Riesling Smaragd Klause Am Berg, 2010
12.5% abv, ~40€ at the vineyard, not available on the UK market
Tasting notes: dry, medium body, medium acidity, pronounced aromas and flavors of sweet raw almond, herbs and honey. Structured, mouth coating, elegant, with a long pleasant finish. The wine is still developing so you can drink it now but it may benefit from a few more years in the bottle.
Vincarta rating: Very good
Riesling Smaragd Vom Stein, 2012
12.5% abv, 26.2€ at the vineyard, 2010 vintage at £39 in UK from Berry Brothers
Tasting notes: dry, medium body and medium acidity, pronounced aroma intensity, aromas of honey, delicate stone fruits, herbs and hints of petrol (typical for a Riesling that starts developing tertiary aromas from bottle age), apple and savoury flavours on the palate. Long, honeyed finish. This wine is developing, so you can drink it now, but it will improve in a couple of years.
Vincarta rating: Very good
Nikolaihof Neuburger 2015
12.5% abv, 15.2€ at the vineyard, not available in UK
Neuburger is a traditional but little-known Austrian grape. You can also find it in the Czech Republic, Slovakia and in Romania (Transylvania)

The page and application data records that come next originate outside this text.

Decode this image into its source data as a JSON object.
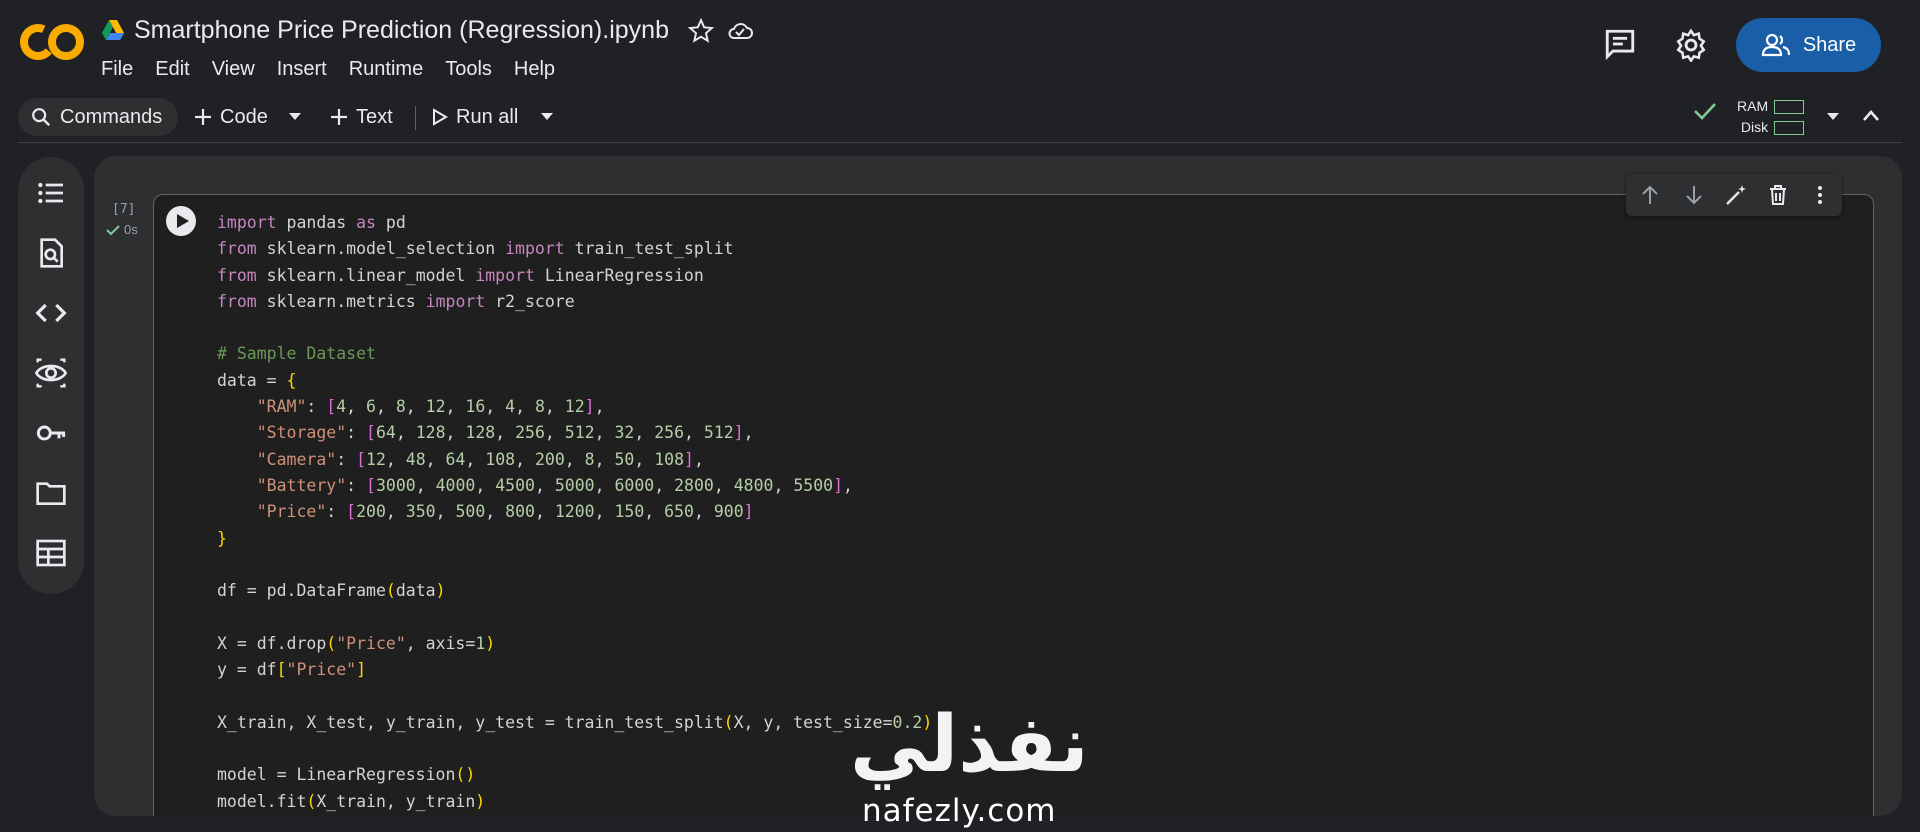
{
  "header": {
    "logo": "CO",
    "title": "Smartphone Price Prediction (Regression).ipynb",
    "menu": [
      "File",
      "Edit",
      "View",
      "Insert",
      "Runtime",
      "Tools",
      "Help"
    ],
    "share_label": "Share"
  },
  "toolbar": {
    "commands_label": "Commands",
    "code_label": "Code",
    "text_label": "Text",
    "run_all_label": "Run all",
    "ram_label": "RAM",
    "disk_label": "Disk"
  },
  "cell": {
    "execution_count": "[7]",
    "exec_time": "0s"
  },
  "watermark": {
    "arabic": "نفذلي",
    "site": "nafezly.com"
  },
  "colors": {
    "background": "#202124",
    "panel": "#2d2f31",
    "accent": "#1a5ea8",
    "keyword": "#c586c0",
    "string": "#ce9178",
    "number": "#b5cea8",
    "comment": "#6a9955"
  },
  "icons": [
    "colab-logo",
    "drive-icon",
    "star-icon",
    "cloud-icon",
    "comments-icon",
    "gear-icon",
    "people-icon",
    "search-icon",
    "plus-icon",
    "play-icon",
    "chevron-down-icon",
    "check-icon",
    "chevron-up-icon",
    "toc-icon",
    "find-icon",
    "code-icon",
    "variables-icon",
    "key-icon",
    "folder-icon",
    "table-icon",
    "arrow-up-icon",
    "arrow-down-icon",
    "edit-sparkle-icon",
    "trash-icon",
    "more-vert-icon"
  ]
}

Tasting notes: dry, high acidity, full body, pronounced aroma intensity of green walnuts, elder-flower, wild flowers, sweet baking spices, apple. Long finish. Youthful, can drink now, but it would be a waste. It can develop further and become more velvety and nutty. This was a very good discovery.
Vincarta rating: Very good
Grüner Veltliner Smaragd Im Weingebirge 2014
12.5% abv, 26.2€ at the vineyard, around £32£ in UK
2014 was a very wet vintage. As the result, the vines are high in acidity, with a slight metallic taste.
Tasting notes: aromas and flavours of cooked red apple from the oxidative wine making technique, sweet almond, minerality, with a refreshing high acidity, medium intensity, medium body and long finish. This wine is youthful, but you can age it for a couple of years.
Vincarta rating: Good to very good
We went there with a private tour, but they have a wine tavern and a guest house, so you can make a reservation, stay there, enjoy their wine and their food. More information (in English): www.nikolaihof.at.